University of Chicago Press, 2005

Drawing Theories Apart: The Dispersion of Feynman Diagrams in Postwar Physics

David Kaiser

Winner of the 2007 Pfizer Prize from the History of Science Society.

Feynman diagrams have revolutionized nearly every aspect of theoretical physics since the middle of the twentieth century. Introduced by the American physicist Richard Feynman (1918-88) soon after World War II as a means of simplifying lengthy calculations in quantum electrodynamics, they soon gained adherents in many branches of the discipline. Yet as new physicists adopted the tiny line drawings, they also adapted the diagrams and introduced their own interpretations. Drawing Theories Apart traces how generations of young theorists learned to frame their research in terms of the diagrams—and how both the diagrams and their users were molded in the process.
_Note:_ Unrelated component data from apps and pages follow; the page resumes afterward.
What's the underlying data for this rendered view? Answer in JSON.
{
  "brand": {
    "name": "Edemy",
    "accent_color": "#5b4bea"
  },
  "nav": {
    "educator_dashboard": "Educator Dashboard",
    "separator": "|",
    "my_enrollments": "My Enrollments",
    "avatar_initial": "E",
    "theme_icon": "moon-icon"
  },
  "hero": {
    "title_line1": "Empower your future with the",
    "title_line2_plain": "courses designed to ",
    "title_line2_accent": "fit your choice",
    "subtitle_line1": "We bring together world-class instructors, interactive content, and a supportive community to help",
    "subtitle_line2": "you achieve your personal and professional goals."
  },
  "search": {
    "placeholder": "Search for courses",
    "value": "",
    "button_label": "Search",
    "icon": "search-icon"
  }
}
Drawing on rich archival materials, interviews, and more than five hundred scientific articles from the period, Drawing Theories Apart uses the Feynman diagrams as a means to explore the development of American postwar physics. By focusing on the ways young physicists learned new calculational skills, David Kaiser frames his story around the crafting and stabilizing of the basic tools in the physicist’s kit—thus offering the first book to follow the diagrams once they left Feynman’s hands and entered the physics vernacular.